Deals

Dish offers $25.5B for Sprint, outbidding Softbank by $5B to become a wireless player

In a bold and surprising move this morning, Dish Network made a $25.5 billion offer to purchase Sprint — a takeover that would satisfy the satellite TV company’s wireless ambitions, while also squashing takeover efforts by Japan’s Softbank.

Dish’s offer is 13 percent more than the $20.1 billion Softbank offered for a 70 percent share of Sprint last year. The big difference: Dish’s deal would be a complete takeover, while Softbank’s would leave Sprint as a separate public company, the Wall Street Journal reports.

The move follows an informal bid by Dish for Clearwire earlier this year. Sprint offered to buy out Clearwire for $2.2 billion back in December, but Dish jumped in with its own $5.5 billion offer. It seemed like Clearwire shareholders were leaning towards Dish’s higher offer, but then Clearwire ended up taking $80 million from Sprint to stay afloat, which indicated that they were back to considering  Sprint’s deal.

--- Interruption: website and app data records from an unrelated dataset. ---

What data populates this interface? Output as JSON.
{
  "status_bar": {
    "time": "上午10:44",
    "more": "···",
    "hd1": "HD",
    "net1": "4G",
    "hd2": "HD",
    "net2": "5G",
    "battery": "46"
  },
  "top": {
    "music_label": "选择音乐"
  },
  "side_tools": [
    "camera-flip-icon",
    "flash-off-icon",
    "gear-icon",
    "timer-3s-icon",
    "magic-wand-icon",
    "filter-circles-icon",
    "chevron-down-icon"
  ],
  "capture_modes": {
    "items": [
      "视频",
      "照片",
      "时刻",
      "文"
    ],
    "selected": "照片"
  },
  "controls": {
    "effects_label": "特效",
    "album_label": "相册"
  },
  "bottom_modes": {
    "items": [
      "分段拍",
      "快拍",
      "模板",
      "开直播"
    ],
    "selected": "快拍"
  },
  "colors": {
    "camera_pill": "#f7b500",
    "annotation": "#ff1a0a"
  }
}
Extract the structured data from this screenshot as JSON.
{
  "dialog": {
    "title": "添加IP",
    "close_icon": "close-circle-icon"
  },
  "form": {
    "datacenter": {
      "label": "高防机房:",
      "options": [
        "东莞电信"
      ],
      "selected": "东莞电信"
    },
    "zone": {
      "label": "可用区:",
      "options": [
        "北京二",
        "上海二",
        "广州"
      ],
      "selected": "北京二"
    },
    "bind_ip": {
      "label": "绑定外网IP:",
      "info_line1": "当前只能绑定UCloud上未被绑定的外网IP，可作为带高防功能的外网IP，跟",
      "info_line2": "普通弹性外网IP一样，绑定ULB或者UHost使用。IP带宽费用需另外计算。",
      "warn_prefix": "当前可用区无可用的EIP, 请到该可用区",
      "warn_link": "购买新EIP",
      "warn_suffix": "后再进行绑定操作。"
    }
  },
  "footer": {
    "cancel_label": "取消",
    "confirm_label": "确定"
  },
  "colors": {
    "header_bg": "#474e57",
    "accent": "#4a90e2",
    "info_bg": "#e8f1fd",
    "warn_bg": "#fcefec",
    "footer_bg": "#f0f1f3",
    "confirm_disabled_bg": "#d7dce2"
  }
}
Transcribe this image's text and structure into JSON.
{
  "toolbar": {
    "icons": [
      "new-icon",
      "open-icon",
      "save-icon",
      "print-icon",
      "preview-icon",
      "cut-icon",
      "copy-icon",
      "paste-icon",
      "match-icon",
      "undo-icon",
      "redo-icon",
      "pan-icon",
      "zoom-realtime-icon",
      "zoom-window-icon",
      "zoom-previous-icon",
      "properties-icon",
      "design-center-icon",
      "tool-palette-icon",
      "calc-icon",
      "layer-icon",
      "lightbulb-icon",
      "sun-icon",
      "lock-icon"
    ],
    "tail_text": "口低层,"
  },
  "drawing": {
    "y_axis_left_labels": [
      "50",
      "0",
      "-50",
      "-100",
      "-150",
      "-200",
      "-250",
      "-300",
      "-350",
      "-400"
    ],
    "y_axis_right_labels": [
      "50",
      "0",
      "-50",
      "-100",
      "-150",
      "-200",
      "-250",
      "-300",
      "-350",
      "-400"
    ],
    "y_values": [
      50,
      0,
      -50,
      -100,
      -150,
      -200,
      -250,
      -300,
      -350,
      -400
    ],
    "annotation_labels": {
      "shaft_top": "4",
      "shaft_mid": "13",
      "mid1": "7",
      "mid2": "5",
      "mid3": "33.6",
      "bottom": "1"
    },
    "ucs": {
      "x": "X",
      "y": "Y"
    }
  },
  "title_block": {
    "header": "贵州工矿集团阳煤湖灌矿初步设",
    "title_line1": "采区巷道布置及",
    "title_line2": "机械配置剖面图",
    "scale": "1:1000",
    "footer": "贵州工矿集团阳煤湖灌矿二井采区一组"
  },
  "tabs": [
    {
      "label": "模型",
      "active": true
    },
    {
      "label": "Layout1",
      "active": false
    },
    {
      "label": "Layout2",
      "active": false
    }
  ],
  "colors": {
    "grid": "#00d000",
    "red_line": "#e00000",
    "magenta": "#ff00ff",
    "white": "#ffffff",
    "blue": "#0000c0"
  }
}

By buying Sprint, Dish would have access to both Sprint and Clearwire’s precious wireless spectrum, and it would have the country’s third-largest cellular network. Dish already has more than $9 billion worth of wireless spectrum, and it won approval from regulators last December to use it. But building a network of its own would take forever and likely cost more than what it’s offering for Sprint.

The deal would enable Dish to offer a similar variety of services as competing cables companies: TV, home phone, and Internet service. Charles Ergen, Dish’s chairman, says customers would be able to get Internet access from Sprint’s network via antennas on their roof.

If Dish successfully kills Softbank’s deal with Sprint, Ergen says that it would pay off the $600 million breakup fee owed to the Japanese company.

The real question for Sprint’s shareholders: Are they willing to go with a suitor unproven in the wireless industry? Dish may have a bunch of useful spectrum, but it doesn’t yet have any experience in the mobile world. Softbank, on the other hand, has 32 million mobile subscribers in Japan.

Illustration: Tom Cheredar/VentureBeat